EXERCISE INSTRUCTIONS:
Filter the data for lines with the word "background" and copy those lines.

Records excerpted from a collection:
((

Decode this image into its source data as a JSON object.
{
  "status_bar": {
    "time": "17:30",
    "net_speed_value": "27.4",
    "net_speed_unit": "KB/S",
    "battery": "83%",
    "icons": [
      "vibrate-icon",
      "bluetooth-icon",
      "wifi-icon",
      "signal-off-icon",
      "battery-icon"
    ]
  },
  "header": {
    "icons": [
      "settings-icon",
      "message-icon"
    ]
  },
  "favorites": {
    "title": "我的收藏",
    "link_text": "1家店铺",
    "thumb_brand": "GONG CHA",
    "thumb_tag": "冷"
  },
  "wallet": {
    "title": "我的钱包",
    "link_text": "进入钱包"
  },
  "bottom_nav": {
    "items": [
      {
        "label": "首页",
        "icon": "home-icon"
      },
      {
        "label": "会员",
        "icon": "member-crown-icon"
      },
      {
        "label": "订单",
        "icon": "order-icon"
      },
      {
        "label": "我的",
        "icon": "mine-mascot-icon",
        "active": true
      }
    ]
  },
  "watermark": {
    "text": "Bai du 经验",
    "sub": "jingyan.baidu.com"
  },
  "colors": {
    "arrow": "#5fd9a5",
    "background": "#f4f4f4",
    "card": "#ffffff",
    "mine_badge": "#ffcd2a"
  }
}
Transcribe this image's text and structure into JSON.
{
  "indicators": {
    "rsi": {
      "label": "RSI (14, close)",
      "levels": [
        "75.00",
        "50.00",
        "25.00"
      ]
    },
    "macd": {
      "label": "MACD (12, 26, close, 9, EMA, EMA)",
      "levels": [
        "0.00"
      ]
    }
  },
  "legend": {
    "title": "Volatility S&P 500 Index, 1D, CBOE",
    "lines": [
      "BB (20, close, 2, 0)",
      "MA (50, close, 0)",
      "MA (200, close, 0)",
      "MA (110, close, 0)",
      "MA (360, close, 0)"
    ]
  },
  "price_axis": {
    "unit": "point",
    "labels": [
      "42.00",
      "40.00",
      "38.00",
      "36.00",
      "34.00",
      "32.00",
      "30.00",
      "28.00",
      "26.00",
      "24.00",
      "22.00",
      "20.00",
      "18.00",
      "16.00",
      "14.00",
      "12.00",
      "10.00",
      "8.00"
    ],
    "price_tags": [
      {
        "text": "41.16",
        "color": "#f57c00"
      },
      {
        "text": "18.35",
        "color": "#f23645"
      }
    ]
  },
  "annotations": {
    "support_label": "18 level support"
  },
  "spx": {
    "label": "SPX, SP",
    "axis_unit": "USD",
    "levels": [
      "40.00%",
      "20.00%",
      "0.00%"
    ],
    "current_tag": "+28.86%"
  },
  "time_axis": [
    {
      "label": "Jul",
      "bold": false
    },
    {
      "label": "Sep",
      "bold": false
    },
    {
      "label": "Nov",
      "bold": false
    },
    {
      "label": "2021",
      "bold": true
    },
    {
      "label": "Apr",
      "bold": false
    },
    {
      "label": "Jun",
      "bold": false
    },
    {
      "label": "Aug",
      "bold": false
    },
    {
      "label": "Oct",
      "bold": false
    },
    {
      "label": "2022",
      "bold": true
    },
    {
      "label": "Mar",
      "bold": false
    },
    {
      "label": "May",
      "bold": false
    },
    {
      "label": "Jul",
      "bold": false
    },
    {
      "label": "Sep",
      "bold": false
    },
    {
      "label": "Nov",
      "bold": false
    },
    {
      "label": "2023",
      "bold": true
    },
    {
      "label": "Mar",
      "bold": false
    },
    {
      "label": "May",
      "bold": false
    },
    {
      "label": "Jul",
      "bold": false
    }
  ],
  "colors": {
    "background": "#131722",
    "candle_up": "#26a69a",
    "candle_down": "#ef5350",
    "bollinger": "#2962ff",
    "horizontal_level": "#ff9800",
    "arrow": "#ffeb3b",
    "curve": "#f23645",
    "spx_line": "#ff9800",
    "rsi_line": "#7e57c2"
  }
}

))

RESPONSE BELOW:
    "background": "#f4f4f4",
    "background": "#131722",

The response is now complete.